Director - Anya Lewin
The British artist Simon Poulter refers to the game for his piece The Golden Shot (Revisited) but updates it for the Internet age. Via your computer you control a paintball gun and shoot at targets marked “Iraq”, “UK”, “Iran”, “Usa” and “North Korea”. By facilitating a conversation between online and gallery viewers he adds a layer of discussion about contemporary global conflicts and offers a critique of the effects of distance between the decision makers and the consequences of their agressive actions.
Essay about The Golden Shot (Revisited).
"The fact that from a distance, a subject with a hidden identity is controlling a weapon aimed at a target representing a specific country just for the pleasure of playing the game and winning (a symbolic, electronically transferred award), shifts the focus to the ethical role of the player through his forced appropriation of the position of a political enemy." Text by Ana-Marija Koljanin.

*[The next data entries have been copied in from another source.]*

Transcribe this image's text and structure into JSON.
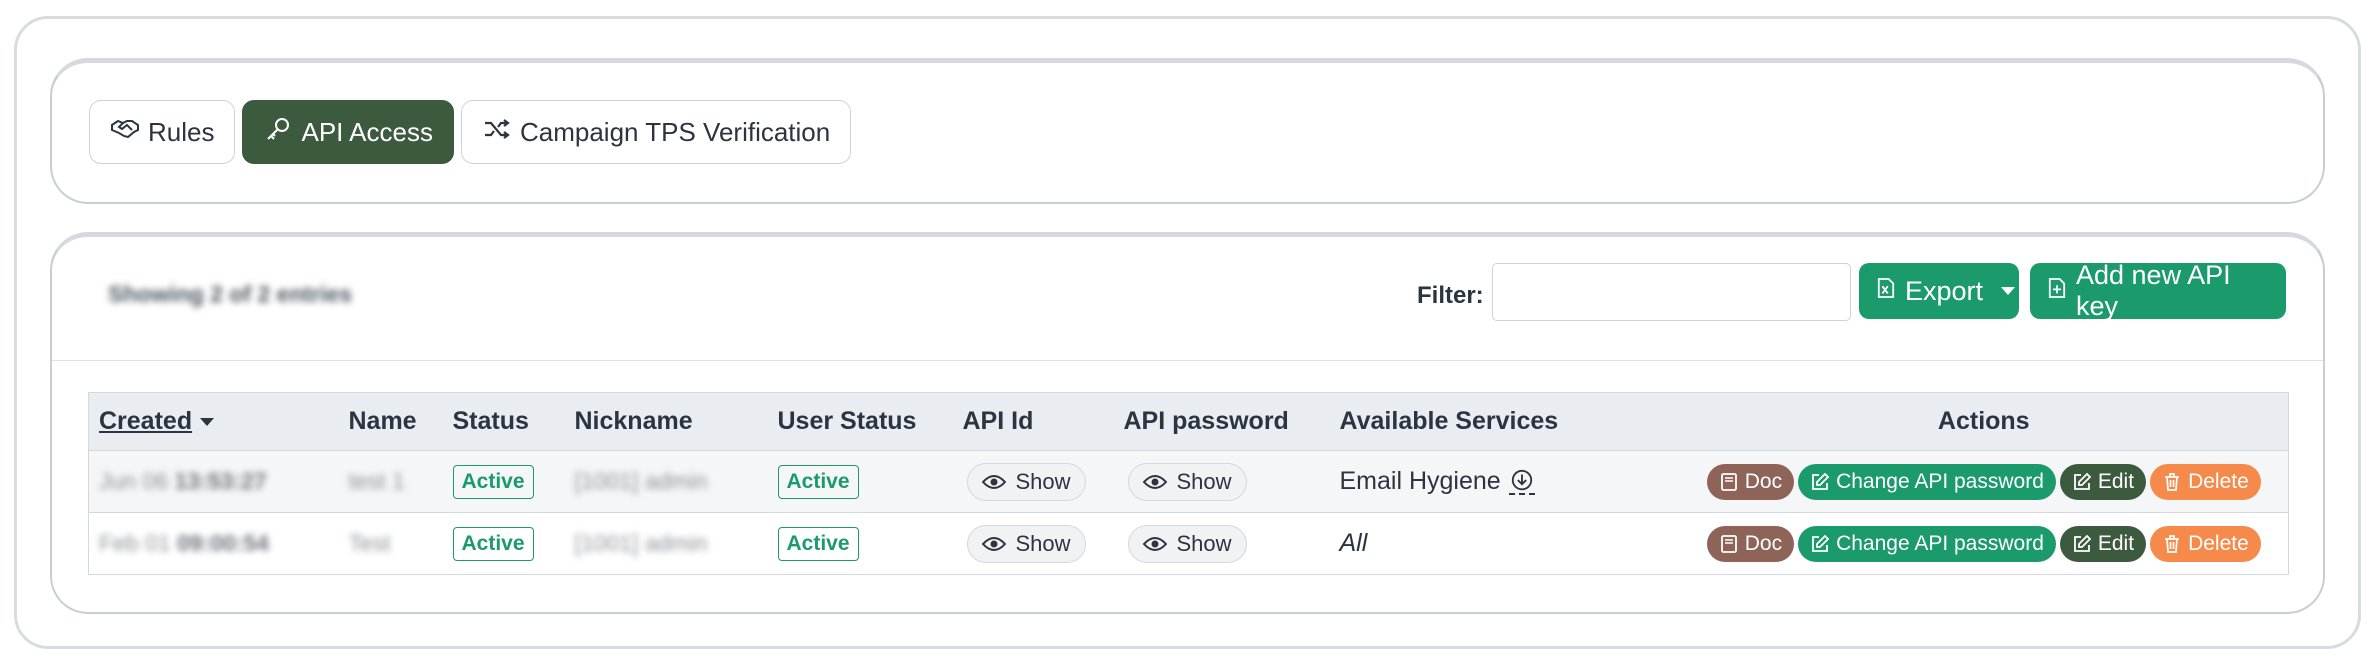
{
  "tabs": [
    {
      "label": "Rules",
      "icon": "handshake-icon",
      "active": false
    },
    {
      "label": "API Access",
      "icon": "key-icon",
      "active": true
    },
    {
      "label": "Campaign TPS Verification",
      "icon": "shuffle-icon",
      "active": false
    }
  ],
  "toolbar": {
    "showing_text": "Showing 2 of 2 entries",
    "filter_label": "Filter:",
    "filter_value": "",
    "export_label": "Export",
    "add_label": "Add new API key"
  },
  "table": {
    "headers": {
      "created": "Created",
      "name": "Name",
      "status": "Status",
      "nickname": "Nickname",
      "user_status": "User Status",
      "api_id": "API Id",
      "api_password": "API password",
      "services": "Available Services",
      "actions": "Actions"
    },
    "rows": [
      {
        "created_date": "Jun 06",
        "created_time": "13:53:27",
        "name": "test 1",
        "status": "Active",
        "nickname": "[1001] admin",
        "user_status": "Active",
        "api_id": "Show",
        "api_password": "Show",
        "services": "Email Hygiene"
      },
      {
        "created_date": "Feb 01",
        "created_time": "09:00:54",
        "name": "Test",
        "status": "Active",
        "nickname": "[1001] admin",
        "user_status": "Active",
        "api_id": "Show",
        "api_password": "Show",
        "services": "All"
      }
    ],
    "action_labels": {
      "doc": "Doc",
      "change": "Change API password",
      "edit": "Edit",
      "delete": "Delete"
    }
  },
  "colors": {
    "primary_green": "#1b9a6c",
    "dark_green": "#3c5a3e",
    "doc_brown": "#8e6459",
    "delete_orange": "#f58a4b"
  }
}
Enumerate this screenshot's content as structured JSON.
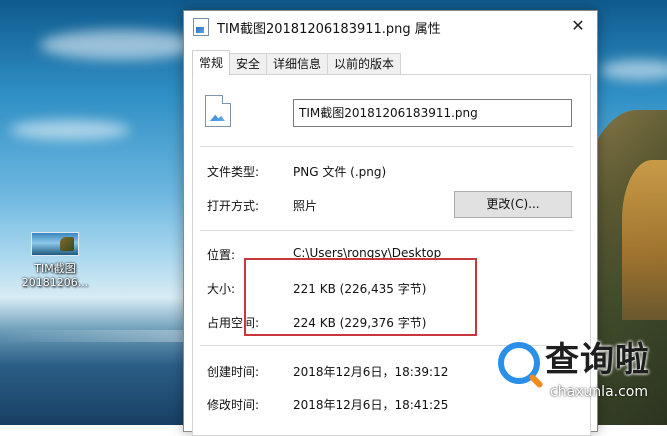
{
  "desktop": {
    "icon_label_line1": "TIM截图",
    "icon_label_line2": "20181206..."
  },
  "dialog": {
    "title": "TIM截图20181206183911.png 属性",
    "close_glyph": "✕",
    "tabs": [
      {
        "label": "常规",
        "active": true
      },
      {
        "label": "安全"
      },
      {
        "label": "详细信息"
      },
      {
        "label": "以前的版本"
      }
    ],
    "file_name": "TIM截图20181206183911.png",
    "rows": {
      "file_type_label": "文件类型:",
      "file_type_value": "PNG 文件 (.png)",
      "open_with_label": "打开方式:",
      "open_with_value": "照片",
      "change_button": "更改(C)...",
      "location_label": "位置:",
      "location_value": "C:\\Users\\rongsy\\Desktop",
      "size_label": "大小:",
      "size_value": "221 KB (226,435 字节)",
      "disk_size_label": "占用空间:",
      "disk_size_value": "224 KB (229,376 字节)",
      "created_label": "创建时间:",
      "created_value": "2018年12月6日，18:39:12",
      "modified_label": "修改时间:",
      "modified_value": "2018年12月6日，18:41:25"
    },
    "highlight_color": "#c8383a"
  },
  "watermark": {
    "text": "查询啦",
    "domain": "chaxunla.com"
  }
}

Simon Poulter's The Golden Shot (Revisited) site with updates.
The director of the film, Anya Lewin, Has exhibited work in Beijing, Cuba, Siberia, Belfast, Ekaterinburg, New York, San Francisco and London. And is a Senior Lecturer and Researcher in Fine Art at the University of Plymouth.